It is not just personal experience that influences grief and loss, but also social and cultural norms in the communities in which we live.
It can be very difficult to cope with the loss and to gain the support of others when the relationship of the deceased and the bereaved is not publicly known or acknowledged.
Disenfranchised grief is a term used to describe “the grief person’s experience when they incur a loss that is not or cannot be openly acknowledged, publicly mourned or socially supported.” (Doka, 2002).
Extra-marital relationships, miscarriages (especially when the pregnancy is not publically known), missing persons (often with presumption of death), death from stigma-related conditions (for example HIV, suicide), are just some of many examples of disenfranchised grief.

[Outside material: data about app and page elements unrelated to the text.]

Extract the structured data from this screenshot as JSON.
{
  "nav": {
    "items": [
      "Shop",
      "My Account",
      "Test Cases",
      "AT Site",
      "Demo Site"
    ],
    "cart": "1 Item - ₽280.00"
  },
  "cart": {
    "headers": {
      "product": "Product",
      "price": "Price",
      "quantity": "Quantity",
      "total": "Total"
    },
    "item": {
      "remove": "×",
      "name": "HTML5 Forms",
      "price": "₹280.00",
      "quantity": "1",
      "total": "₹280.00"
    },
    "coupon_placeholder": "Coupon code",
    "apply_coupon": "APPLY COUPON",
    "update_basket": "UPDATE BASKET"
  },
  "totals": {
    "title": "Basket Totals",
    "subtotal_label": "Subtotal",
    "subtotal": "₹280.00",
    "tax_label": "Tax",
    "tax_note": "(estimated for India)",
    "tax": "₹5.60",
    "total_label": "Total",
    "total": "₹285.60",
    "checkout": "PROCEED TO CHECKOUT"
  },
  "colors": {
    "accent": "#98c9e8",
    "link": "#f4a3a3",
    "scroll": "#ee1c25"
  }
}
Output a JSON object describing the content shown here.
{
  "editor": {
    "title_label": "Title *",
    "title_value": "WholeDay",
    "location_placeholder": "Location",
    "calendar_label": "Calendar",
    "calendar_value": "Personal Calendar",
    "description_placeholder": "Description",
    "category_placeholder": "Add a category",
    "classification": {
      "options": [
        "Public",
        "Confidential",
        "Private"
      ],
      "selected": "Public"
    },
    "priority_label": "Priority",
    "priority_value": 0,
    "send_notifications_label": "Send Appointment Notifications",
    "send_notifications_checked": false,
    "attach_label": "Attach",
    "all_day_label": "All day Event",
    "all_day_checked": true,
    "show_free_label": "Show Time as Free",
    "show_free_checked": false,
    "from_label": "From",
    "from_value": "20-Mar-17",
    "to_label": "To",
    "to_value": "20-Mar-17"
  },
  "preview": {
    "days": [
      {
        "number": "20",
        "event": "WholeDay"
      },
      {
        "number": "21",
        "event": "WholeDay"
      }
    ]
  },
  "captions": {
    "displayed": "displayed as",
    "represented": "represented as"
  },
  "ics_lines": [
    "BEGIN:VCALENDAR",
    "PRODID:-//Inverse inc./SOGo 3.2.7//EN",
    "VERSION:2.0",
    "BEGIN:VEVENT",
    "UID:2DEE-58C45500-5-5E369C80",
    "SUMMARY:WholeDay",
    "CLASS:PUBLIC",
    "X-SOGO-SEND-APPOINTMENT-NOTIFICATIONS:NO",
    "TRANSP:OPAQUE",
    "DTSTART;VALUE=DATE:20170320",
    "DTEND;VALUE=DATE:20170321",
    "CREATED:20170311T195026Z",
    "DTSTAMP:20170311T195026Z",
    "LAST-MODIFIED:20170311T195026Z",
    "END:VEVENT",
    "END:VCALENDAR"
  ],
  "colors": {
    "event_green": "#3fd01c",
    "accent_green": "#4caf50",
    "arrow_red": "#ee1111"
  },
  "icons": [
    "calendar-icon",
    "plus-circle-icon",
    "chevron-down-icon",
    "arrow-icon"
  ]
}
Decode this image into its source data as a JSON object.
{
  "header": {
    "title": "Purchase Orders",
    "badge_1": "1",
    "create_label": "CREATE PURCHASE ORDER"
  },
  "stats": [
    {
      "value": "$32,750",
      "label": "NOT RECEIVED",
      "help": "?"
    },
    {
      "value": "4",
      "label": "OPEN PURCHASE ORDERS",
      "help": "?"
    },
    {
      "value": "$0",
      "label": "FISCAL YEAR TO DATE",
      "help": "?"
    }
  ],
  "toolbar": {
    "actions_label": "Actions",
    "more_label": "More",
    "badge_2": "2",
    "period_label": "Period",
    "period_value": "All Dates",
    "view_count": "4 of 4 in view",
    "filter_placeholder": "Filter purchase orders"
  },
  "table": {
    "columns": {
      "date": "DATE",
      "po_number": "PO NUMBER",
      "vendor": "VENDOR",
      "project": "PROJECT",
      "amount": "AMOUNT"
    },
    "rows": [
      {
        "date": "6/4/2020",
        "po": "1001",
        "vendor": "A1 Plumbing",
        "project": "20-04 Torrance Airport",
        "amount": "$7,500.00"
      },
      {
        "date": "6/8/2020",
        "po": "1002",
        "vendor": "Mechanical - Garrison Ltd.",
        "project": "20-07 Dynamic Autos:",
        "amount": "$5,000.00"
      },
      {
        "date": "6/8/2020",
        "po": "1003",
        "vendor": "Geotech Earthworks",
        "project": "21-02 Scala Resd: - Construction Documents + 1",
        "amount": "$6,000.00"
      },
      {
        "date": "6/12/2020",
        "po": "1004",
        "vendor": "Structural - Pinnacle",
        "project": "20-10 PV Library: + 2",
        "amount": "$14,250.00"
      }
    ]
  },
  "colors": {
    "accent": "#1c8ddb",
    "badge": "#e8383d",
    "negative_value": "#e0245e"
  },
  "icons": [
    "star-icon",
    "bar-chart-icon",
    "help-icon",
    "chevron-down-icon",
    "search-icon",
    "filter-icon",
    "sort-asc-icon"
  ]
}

If you or someone you know feels that their loss is not acknowledged adequately or is minimised, then accessing traditional mourning rituals and coping strategies may prove difficult. People who might otherwise feel very alone in their grief might benefit from finding their own ways to grieve, acknowledging the significance of the death, and seeking support from trusted friends, family, or professionals.